Earlier this month, scientists at the Large Hadron Collider in Cern announced that they had discovered a particle consistent with the elusive Higgs Boson. Here we interview Professor Jordan Nash, a physicist at Imperial College who lives in Brixton and works at Cern, travelling regularly from the hectic markets of Electric Avenue to the high-tech Large Hadron Collider. And, surprisingly, he says the two places are somewhat similar…
“What we’re doing is really looking for the fundamental building blocks of nature – what everything is made of and how it fits together. It’s a long search that’s been going for millennia and we’re just doing the latest piece of it, searching for the very, very tiny bits of structure that go together to make everything around us. Ironically, to do that you have to use enormously big tools, like the Cern collider, to get access to the inner bits of everything. It’s purely curiosity driven, it’s really exciting and some of the bits that make it exciting are that you’re touching bits of the universe, learning things that are just new for mankind. It’s exciting to be on that frontier of knowledge.
We have a really gigantic collider – it’s 27km and it’s a miracle of technology and also human cooperation. One of the realy nice things about working on this project is that it’s a global, collaborative effort, where you have Iranians, Iraqis, Palestinians and Israelies, Chines, Japanese and Taiwanese, working together with a common goal and completely apolitical, because people are really excitied about the knowledge.
I was a student in America 25 years ago and Cern was an exciting place to be, so I came and worked on the previous experiment at Cern, then drifted to London and have been working on this project for a little more than ten years. It’s sort of at the limit of what humans can do right now in terms of an experiment.
There are some really specific things we’re trying to uncover. There are some mysteries – like when you look at the way galaxies move around, there’s a thing called dark matter. It seems that most of the mass of the universe is stuff that we don’t even know what it is, so that’s one of the mysteries we’re trying to figure out. Another one is, how does everything get its mass? Why does one type of particle have one type of mass and one another and how to they actually get it – it seems like a completely obvious thing, but in fact it’s not. Those are two really big question that we’re hoping to get, if not the definitive answer, to really find out what’s going on at the Large Hadron Collider.

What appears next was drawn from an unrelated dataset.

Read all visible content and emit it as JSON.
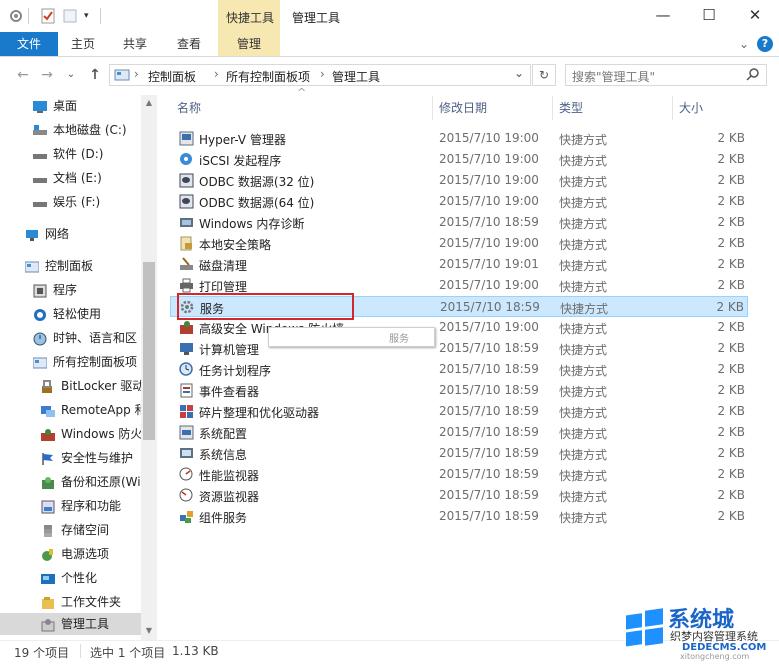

There’s a special particle which you’ve probably heard of called the Higgs Particle and that’s the one that, in our best guess of the theory of nature, is the way particles get their weight, their mass. We will test whether that’s true or not. The reason we think this may be is that the whole universe is not really empty and there is the possibility that there could be Higgs particles everywhere. Particles move through the universe and collide with the Higgs particles that are everywhere and that’s what makes them heavier – they have more drag to go through the universe.
I think Brixton has a lot of wonderful features and shares a lot in terms of the very broad community that we find at Cern. Obviously Cern is situated in the middle of Switzerland and it’s a tiny place but there’s a strong sense of community in both places actually. People at Cern are very proud of the work that’s going on there and they come from all over the world and they really sense that the place is special. And Brixton feels a bit like that as a place to live and as a place to work. For me to live here, I get a sense of community in the place. London can be rather anonymous in some parts. It feels a bit like home in Brixton – I’m originally from New York. It feels lively and lots going on.
When you’re doing science like this, it’s something schoolchildren can get really interested in, so we do a lot of school visits where you go and you can give interactive demonstrations, for instance looking at some real data. It’s really important to enthuse the next generation of potential scientists. Coming to Brixton, I thought I would like to see what opportunities there might be here to enthuse the next generation – it’s really interesting to see how young people are completely open up to a certain age to exciting new ideas, so it’s good to catch them!”